Finally Glynn said that the suspension should last until those the subject of harassment were no longer employed in the Library.
This needs to be reworded as no harassment has been proved. I suggest the present employees were no longer employed in the Library. This will reflect Glynn's opinion without making allegations that I would have to challenge.
Paragraph 2. I would ask you to draw the Board's attention to this finding and then to be able to assure me that all Board members endorse it.
Paragraph 9. The problem is that it is not enforced. The attitude 'only a volunteer' by some employees is becoming too prevalent.
I think that in line with Section 10 Paragraph 4 the duration of the formal suspension and the nature of any conditions attached to it should be approved at the next Board meeting. (I have already mentioned this to Lynda Wright and will raise it with Richard Sykes and Karen Rigg when we meet next Sunday to discuss Accreditation).
I think that there is one more factor in all of this that is not mentioned in the Report. In the first instance the Board accepted a verbal report form Glynn and at least three members of the Board were quite happy for me to be dismissed without having the opportunity to state my case and without the right of appeal. This and the long drawn out timescales is something on which I would welcome your views.
Finally on December 15th I received a letter from Colin Heaton telling me that the suspension is for life.
2009 should have been a year for celebrating 50 Years of Crich and, for me, remembering how I joined the TMS as a 17 year old schoolboy in 1959. Instead it has been a dreadful year of conflict.
The only reason I can think of is that perhaps Board members allowed themselves to be manipulated. 'Either he goes or we go' which could be regarded as blackmail. Or was I about to stumble over 'something nasty in the woodshed'?

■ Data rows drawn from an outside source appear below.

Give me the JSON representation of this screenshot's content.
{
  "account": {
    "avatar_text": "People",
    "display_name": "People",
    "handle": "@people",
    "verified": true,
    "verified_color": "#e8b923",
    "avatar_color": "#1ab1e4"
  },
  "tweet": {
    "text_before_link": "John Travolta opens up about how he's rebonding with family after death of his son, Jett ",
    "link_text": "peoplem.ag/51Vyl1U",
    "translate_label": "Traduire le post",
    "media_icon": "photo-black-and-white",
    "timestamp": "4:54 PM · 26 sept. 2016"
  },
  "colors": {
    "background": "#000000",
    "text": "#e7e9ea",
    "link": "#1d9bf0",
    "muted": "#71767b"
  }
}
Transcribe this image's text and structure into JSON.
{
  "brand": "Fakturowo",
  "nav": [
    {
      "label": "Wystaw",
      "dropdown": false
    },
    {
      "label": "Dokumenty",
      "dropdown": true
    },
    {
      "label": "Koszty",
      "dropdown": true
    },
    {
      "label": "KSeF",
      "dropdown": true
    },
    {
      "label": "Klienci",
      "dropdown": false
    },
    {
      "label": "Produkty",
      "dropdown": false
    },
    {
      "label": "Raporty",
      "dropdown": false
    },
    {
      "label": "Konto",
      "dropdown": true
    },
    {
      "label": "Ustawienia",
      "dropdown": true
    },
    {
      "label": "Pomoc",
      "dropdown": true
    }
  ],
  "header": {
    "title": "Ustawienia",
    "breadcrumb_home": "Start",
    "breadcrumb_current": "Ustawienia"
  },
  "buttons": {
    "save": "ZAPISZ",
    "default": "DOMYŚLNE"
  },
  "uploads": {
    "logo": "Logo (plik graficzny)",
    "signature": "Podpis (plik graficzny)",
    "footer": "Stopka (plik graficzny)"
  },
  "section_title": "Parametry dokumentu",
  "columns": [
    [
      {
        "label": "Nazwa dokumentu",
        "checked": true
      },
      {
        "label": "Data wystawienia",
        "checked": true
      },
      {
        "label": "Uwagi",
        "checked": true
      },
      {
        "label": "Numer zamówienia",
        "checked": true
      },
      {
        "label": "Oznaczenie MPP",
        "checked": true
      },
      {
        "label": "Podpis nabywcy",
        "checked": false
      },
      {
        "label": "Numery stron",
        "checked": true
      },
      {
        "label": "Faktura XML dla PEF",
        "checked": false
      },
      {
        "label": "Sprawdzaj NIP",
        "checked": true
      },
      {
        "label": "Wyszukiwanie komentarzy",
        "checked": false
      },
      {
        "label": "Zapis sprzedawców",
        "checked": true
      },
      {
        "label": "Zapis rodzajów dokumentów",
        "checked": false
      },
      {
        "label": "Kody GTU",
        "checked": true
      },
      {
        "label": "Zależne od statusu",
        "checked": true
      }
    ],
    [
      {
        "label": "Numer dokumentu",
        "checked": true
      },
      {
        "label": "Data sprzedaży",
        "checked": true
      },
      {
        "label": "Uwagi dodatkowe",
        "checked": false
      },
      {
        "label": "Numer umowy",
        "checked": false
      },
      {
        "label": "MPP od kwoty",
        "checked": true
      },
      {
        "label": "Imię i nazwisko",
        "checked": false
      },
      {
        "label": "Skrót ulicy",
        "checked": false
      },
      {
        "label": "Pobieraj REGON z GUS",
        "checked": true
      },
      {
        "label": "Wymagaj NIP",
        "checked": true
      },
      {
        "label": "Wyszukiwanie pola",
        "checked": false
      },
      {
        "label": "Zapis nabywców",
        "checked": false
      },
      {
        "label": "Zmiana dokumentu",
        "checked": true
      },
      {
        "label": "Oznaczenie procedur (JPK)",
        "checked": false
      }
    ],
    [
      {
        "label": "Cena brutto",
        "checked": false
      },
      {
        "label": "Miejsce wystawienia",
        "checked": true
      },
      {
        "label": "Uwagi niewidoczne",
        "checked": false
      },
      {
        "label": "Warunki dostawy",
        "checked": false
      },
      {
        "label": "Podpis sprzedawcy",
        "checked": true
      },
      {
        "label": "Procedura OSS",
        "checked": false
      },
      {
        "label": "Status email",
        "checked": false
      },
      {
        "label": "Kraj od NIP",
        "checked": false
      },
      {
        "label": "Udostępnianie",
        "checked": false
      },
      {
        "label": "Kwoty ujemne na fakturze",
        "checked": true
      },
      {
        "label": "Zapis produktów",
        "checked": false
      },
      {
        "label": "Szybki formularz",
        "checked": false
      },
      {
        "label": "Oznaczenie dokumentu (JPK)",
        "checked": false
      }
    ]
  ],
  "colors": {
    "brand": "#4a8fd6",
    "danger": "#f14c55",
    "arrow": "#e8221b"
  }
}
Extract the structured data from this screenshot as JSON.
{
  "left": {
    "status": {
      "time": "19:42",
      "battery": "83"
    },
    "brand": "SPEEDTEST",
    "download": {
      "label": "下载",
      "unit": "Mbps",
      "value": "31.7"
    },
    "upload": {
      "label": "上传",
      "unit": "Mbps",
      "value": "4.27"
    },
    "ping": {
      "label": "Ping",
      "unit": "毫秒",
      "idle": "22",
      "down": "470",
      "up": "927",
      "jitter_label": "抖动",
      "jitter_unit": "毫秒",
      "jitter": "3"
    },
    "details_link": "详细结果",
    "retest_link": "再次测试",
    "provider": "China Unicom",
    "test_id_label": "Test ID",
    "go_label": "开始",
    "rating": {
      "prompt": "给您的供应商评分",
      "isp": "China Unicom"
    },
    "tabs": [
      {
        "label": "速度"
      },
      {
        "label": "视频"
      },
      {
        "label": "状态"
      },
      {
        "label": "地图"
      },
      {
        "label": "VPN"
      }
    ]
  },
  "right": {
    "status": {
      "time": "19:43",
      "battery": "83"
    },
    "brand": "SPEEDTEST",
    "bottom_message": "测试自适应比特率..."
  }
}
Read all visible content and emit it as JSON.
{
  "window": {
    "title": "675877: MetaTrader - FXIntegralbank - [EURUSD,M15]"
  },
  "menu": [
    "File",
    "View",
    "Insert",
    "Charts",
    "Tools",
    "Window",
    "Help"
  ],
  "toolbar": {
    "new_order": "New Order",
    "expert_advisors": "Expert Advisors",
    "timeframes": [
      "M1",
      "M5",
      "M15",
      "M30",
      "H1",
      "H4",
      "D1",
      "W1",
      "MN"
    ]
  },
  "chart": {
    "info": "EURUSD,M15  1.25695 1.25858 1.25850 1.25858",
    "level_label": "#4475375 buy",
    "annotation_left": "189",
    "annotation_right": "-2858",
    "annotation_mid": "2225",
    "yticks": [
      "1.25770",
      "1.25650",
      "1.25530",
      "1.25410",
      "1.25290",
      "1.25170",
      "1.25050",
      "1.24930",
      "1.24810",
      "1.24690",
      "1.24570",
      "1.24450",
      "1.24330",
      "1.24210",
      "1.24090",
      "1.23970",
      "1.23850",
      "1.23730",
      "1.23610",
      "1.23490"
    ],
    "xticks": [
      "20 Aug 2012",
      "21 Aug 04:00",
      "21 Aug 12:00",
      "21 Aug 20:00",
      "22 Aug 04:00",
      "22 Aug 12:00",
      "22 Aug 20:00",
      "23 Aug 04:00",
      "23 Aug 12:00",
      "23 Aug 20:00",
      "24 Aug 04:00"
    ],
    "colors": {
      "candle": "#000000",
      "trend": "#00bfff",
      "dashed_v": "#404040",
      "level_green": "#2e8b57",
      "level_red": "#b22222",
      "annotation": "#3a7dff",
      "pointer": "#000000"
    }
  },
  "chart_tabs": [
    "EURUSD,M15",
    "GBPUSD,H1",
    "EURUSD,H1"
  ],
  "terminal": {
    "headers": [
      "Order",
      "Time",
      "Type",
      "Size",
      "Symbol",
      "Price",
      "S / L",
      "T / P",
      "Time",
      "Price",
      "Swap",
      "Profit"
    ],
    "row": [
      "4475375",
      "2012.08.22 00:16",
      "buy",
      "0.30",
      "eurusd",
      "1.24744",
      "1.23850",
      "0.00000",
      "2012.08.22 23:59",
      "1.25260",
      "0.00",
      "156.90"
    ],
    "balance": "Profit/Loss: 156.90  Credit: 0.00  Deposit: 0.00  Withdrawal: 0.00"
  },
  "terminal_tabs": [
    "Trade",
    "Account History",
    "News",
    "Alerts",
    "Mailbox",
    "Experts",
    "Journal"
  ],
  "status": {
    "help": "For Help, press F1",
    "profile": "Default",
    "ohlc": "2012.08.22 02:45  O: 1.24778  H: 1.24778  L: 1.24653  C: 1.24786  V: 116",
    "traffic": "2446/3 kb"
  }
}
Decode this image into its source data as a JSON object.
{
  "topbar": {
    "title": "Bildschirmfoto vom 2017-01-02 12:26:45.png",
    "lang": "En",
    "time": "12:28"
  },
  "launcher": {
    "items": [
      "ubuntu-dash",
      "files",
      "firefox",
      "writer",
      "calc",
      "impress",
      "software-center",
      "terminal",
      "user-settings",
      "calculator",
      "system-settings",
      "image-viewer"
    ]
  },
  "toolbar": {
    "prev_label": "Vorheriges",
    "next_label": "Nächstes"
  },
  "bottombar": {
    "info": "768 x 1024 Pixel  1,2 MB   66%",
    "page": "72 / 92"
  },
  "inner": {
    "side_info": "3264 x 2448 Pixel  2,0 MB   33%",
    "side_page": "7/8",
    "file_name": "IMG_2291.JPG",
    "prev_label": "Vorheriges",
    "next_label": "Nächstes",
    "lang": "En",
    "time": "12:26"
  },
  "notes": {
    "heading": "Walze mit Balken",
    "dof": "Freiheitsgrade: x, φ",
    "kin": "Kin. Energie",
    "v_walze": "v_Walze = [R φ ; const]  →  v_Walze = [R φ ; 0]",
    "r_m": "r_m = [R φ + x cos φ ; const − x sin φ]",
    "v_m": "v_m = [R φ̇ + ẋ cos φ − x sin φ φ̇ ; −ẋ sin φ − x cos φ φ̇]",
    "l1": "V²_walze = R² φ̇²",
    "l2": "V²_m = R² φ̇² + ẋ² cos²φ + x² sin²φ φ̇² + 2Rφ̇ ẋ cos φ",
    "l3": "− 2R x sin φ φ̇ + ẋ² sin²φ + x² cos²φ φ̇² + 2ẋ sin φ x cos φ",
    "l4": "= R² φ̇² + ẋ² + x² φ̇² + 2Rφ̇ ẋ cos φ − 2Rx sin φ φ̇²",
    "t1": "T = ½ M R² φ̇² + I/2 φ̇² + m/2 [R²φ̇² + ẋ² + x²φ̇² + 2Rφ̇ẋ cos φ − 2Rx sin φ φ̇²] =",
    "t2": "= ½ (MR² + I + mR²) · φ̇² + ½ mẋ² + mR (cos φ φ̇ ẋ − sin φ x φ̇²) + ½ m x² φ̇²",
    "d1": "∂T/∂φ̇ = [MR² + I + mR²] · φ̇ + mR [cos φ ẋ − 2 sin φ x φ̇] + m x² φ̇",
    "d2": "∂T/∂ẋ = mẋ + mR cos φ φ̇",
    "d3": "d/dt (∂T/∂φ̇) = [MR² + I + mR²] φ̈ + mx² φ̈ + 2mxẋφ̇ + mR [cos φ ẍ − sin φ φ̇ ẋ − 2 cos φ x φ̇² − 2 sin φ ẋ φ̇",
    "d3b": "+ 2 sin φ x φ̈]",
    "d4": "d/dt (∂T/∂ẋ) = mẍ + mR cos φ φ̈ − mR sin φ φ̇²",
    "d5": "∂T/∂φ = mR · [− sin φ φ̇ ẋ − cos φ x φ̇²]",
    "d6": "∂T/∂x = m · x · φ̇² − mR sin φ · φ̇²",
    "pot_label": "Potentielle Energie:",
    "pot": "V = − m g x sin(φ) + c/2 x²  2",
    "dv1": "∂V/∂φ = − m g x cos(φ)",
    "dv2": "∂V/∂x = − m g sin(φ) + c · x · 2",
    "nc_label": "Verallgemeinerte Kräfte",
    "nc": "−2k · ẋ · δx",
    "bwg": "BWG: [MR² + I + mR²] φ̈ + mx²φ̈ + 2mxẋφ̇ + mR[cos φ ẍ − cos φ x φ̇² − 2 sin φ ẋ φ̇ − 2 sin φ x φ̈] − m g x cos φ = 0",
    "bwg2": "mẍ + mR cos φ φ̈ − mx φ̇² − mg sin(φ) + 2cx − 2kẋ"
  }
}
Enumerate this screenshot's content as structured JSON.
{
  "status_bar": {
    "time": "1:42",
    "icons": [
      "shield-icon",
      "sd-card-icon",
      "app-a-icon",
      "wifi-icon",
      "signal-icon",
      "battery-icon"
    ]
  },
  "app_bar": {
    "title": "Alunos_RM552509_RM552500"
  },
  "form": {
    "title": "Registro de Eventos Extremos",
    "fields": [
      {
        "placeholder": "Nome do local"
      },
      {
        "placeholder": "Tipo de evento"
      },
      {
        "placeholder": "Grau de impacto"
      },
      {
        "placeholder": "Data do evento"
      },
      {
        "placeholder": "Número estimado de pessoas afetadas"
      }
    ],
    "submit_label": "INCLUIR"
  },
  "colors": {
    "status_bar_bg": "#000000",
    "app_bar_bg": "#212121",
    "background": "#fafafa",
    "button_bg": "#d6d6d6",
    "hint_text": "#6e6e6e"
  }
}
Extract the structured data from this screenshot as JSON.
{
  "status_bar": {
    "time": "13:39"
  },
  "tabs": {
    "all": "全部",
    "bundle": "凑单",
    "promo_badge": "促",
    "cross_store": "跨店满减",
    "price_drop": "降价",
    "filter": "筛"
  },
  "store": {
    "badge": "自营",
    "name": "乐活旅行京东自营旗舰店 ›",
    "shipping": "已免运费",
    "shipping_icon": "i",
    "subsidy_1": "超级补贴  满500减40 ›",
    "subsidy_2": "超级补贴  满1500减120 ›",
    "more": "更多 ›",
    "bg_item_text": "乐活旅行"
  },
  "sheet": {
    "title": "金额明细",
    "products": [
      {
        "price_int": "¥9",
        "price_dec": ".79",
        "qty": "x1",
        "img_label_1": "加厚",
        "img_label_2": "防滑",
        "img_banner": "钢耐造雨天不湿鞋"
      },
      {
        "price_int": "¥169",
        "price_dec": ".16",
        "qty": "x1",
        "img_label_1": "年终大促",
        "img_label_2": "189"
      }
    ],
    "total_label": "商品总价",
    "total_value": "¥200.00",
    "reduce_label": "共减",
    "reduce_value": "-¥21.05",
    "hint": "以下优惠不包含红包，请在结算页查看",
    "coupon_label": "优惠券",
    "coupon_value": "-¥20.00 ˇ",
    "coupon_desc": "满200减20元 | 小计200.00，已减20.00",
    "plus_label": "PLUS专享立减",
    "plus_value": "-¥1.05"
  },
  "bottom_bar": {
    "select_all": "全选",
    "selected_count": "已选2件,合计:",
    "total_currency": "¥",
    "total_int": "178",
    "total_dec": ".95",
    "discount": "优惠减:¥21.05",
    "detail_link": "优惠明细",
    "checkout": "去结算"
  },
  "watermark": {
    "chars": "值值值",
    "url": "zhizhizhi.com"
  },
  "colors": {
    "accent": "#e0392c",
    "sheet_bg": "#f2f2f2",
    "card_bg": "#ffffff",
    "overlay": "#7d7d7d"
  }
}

The hardest parts for me were the fact that the TMS Board was quite happy for Glynn to spend our money on a consultant to advise him how to get rid of me. Then my hopes were raised when his dismissal was reduced to suspension but after a wait of eight weeks I was told it was to be permanent.